● **WHAT YOU NEED TO DO**: Please filter the entries for the word "true" and copy every line that has it.
'''
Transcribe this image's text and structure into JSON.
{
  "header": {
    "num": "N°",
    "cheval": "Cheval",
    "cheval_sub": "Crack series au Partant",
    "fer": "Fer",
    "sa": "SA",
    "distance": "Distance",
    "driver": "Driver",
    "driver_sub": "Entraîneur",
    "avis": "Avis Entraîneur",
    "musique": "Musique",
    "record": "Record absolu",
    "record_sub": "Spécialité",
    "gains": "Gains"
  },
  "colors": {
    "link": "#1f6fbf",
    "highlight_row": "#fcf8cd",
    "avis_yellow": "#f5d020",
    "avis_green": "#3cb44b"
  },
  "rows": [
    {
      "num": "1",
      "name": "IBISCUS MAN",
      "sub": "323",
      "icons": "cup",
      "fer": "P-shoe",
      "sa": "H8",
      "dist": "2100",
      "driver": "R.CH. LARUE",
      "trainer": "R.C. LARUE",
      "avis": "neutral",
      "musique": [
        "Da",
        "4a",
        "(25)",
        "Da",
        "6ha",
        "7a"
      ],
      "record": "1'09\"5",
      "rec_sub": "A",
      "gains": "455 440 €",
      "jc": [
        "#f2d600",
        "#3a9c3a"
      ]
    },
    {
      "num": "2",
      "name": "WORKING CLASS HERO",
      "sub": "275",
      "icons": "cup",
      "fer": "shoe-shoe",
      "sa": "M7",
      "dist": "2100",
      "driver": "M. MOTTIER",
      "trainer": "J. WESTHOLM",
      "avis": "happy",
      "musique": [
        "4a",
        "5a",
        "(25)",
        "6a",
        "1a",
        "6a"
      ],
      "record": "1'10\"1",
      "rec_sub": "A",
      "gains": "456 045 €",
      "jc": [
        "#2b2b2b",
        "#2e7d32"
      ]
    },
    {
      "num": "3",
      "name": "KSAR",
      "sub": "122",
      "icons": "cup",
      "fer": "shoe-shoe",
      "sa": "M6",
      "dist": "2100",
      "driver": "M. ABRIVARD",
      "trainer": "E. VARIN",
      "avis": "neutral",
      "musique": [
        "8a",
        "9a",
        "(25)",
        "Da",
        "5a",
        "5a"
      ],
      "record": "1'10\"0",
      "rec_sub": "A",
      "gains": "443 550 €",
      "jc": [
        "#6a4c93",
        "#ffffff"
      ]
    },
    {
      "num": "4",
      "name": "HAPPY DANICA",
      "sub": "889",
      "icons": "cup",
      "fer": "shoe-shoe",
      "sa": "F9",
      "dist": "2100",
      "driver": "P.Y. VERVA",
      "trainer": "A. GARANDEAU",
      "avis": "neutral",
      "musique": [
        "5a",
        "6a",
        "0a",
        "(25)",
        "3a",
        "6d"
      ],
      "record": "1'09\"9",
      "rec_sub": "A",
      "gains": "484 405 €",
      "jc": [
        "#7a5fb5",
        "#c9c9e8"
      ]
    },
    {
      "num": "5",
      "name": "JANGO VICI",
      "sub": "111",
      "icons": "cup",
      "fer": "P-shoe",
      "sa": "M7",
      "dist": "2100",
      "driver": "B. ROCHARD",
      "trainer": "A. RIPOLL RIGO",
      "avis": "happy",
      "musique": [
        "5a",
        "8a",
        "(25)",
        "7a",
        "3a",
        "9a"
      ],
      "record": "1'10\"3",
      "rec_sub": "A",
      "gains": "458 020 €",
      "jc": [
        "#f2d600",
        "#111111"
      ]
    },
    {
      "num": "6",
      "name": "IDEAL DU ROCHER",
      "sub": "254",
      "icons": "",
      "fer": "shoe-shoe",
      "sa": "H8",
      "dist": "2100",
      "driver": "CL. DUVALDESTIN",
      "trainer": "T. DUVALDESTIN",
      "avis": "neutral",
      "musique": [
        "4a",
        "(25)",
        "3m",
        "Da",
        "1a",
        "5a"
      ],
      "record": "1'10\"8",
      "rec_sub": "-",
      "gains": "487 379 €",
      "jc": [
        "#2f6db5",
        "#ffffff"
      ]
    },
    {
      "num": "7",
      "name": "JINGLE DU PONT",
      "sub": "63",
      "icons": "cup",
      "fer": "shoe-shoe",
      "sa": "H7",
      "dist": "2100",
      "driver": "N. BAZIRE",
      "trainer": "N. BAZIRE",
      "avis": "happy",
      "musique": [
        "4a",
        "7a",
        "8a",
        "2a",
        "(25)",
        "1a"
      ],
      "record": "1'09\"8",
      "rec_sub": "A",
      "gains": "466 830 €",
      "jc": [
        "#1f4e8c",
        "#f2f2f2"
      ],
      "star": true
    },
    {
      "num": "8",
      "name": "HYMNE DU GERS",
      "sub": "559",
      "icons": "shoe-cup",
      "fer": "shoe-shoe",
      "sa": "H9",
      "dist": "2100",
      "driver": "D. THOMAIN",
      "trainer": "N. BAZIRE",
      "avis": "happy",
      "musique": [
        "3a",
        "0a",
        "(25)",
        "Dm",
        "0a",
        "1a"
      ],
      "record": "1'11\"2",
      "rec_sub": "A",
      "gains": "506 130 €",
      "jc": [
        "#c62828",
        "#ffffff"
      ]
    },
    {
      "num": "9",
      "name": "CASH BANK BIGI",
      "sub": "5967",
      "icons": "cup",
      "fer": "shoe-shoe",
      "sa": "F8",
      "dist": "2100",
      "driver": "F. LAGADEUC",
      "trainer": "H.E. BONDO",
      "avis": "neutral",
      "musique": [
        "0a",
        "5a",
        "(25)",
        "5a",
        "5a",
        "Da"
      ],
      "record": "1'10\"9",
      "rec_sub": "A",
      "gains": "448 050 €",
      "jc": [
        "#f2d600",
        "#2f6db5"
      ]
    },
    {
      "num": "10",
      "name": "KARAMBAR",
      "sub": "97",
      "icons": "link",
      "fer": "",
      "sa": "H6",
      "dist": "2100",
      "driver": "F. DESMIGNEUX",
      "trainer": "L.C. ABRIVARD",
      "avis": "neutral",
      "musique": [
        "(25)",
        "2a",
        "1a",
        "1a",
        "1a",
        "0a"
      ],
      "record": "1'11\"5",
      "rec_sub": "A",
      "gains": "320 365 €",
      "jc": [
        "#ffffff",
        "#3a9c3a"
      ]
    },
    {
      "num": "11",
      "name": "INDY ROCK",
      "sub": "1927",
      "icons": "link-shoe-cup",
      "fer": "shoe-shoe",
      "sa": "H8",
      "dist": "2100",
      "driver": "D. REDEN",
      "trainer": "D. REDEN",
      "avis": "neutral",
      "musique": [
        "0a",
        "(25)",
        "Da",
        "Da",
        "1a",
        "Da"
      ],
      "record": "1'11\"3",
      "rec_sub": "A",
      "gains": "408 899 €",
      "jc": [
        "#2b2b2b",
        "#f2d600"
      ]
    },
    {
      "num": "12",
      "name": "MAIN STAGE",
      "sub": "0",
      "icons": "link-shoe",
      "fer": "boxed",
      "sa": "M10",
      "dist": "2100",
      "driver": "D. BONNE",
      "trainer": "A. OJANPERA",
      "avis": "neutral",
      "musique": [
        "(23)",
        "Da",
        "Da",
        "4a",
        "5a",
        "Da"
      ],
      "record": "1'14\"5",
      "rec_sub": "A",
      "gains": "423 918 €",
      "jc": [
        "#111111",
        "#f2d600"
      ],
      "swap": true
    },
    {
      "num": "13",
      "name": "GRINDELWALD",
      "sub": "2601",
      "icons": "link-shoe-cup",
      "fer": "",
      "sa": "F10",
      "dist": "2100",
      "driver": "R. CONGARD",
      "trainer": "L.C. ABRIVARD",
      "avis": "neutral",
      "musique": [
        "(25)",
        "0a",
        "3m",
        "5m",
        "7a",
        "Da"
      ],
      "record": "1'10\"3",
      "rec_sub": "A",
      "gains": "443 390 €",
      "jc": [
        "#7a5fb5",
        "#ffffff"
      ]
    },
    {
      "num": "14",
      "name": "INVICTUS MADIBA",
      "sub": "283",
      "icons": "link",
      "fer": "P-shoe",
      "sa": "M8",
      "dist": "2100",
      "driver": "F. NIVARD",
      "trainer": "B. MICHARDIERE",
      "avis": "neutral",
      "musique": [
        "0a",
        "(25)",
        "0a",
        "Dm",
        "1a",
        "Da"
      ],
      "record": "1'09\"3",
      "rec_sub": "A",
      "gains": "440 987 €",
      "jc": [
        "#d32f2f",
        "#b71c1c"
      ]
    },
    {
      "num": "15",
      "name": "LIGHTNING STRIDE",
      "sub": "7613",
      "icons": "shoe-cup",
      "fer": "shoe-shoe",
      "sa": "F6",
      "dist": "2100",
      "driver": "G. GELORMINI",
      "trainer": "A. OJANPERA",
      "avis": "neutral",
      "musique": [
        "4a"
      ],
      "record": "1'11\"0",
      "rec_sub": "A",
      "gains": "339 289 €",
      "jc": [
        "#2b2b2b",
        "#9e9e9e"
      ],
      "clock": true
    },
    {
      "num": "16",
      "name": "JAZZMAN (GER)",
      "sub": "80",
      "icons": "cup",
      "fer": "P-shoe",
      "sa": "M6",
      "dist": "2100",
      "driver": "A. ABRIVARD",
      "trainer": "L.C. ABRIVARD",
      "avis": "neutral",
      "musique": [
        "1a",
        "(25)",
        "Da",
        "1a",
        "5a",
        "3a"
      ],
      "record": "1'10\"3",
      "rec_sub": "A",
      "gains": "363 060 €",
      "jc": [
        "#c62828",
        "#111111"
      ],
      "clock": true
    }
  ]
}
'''
● **PROBLEM SOLUTION**:
      "star": true
      "swap": true
      "clock": true
      "clock": true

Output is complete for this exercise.